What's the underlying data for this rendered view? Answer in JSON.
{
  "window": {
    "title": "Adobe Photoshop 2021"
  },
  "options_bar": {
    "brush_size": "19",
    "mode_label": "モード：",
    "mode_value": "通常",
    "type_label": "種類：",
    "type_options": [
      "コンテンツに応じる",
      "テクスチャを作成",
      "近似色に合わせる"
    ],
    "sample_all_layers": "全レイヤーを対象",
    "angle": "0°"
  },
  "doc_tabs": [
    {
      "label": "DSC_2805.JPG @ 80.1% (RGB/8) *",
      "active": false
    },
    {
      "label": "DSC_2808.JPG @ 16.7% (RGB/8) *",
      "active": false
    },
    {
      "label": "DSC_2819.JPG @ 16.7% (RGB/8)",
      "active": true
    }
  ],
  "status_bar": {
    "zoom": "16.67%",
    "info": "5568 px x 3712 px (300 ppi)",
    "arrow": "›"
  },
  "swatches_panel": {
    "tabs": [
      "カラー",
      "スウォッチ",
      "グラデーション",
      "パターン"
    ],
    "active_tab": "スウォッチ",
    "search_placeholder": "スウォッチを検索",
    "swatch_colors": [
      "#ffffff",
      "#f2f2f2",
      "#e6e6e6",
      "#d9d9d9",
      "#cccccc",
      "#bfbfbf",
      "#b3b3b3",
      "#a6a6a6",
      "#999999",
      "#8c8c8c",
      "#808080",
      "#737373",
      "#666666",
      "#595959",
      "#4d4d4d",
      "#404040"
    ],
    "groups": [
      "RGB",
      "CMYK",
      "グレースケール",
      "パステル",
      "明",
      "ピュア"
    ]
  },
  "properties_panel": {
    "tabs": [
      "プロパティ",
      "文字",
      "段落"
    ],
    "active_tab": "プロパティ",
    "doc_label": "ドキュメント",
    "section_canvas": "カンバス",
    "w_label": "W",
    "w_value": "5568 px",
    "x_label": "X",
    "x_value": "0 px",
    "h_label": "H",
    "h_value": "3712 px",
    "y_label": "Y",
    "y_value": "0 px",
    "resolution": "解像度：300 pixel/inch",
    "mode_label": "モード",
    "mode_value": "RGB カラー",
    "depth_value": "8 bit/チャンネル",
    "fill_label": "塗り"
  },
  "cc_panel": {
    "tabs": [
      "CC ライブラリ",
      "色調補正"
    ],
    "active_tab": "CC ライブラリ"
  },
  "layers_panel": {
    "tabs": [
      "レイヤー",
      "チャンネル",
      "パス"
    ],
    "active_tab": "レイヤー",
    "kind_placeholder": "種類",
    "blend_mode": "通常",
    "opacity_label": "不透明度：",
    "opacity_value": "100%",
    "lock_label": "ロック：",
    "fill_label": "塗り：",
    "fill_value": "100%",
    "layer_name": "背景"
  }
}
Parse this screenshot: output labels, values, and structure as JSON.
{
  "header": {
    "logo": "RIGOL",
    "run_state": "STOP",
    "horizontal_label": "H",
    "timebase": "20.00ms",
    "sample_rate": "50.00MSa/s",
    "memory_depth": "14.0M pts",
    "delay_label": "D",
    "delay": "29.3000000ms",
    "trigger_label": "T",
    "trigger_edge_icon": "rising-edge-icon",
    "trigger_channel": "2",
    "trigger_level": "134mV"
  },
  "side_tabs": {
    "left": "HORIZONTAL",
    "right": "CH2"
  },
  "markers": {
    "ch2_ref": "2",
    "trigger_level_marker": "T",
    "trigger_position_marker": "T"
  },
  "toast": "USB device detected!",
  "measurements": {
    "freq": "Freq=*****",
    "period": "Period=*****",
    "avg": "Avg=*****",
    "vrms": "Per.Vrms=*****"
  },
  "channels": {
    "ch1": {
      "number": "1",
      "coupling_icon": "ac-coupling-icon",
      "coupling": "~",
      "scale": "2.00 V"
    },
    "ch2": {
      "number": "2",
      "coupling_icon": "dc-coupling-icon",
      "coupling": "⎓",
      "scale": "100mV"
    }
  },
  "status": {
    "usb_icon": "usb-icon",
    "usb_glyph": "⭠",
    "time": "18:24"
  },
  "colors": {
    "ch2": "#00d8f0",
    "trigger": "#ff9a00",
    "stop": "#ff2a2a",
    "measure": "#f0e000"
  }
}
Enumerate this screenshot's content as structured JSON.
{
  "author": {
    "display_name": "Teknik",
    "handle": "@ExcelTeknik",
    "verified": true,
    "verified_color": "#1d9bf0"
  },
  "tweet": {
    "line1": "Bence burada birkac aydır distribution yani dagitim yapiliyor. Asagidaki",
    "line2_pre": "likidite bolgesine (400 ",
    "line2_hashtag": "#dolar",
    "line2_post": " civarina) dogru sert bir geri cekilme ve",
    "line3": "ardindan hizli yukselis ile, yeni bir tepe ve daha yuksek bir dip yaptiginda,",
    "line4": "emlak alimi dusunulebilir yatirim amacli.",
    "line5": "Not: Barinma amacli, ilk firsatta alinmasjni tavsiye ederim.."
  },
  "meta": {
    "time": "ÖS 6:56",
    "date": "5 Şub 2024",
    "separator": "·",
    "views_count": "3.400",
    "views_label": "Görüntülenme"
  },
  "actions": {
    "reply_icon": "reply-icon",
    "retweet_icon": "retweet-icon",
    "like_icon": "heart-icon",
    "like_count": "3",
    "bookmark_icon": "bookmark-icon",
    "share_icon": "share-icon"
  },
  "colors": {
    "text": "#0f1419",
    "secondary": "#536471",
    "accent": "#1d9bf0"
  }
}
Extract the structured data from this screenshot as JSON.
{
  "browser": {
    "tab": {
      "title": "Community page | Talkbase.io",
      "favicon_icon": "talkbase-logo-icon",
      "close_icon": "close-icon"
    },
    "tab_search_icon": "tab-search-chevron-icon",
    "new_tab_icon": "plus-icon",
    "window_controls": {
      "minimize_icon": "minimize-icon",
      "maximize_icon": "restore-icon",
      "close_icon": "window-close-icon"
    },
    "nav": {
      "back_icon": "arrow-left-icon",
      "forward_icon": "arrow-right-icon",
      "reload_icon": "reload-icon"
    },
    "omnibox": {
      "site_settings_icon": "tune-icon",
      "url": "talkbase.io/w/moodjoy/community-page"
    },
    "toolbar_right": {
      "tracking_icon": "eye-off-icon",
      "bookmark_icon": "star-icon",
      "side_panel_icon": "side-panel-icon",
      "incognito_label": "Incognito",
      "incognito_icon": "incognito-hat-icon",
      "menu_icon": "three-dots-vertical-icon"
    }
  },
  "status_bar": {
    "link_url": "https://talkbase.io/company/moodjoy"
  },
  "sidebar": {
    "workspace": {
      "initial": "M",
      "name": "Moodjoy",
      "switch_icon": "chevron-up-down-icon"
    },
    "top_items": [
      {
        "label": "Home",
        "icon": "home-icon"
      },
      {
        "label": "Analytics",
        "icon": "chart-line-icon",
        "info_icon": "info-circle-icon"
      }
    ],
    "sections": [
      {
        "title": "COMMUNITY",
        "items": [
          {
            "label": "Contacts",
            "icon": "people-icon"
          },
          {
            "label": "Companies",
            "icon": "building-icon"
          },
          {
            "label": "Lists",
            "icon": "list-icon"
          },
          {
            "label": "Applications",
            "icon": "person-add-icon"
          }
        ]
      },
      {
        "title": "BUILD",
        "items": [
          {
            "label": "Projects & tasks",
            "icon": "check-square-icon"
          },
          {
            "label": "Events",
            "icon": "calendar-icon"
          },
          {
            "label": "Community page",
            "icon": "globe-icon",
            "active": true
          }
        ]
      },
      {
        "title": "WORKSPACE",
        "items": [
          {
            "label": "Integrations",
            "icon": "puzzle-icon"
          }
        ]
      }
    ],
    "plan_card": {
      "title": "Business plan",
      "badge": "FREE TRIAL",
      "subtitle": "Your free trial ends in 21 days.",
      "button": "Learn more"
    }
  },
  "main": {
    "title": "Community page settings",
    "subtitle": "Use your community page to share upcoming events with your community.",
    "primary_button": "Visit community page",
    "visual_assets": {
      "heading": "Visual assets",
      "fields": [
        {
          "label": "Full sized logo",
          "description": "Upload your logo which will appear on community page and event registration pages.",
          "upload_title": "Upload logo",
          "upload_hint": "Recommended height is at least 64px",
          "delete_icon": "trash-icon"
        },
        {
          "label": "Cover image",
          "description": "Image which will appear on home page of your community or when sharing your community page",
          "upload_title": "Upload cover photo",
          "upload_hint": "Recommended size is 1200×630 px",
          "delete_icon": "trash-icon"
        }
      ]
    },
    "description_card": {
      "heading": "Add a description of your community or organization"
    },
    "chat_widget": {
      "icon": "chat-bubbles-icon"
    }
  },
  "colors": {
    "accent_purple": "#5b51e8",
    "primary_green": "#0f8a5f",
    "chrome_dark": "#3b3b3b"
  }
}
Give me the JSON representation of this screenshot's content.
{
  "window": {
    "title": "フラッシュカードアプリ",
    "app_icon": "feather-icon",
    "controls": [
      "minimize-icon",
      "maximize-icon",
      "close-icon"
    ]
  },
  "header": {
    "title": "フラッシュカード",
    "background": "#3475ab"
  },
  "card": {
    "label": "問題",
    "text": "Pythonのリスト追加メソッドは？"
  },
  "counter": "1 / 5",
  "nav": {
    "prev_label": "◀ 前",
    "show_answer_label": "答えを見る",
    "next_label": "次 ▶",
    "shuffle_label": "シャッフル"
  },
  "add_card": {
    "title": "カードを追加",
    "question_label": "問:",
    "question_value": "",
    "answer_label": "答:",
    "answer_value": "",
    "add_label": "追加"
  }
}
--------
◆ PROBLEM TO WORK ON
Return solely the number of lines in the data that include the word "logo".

◆ YOUR RESPONSE
5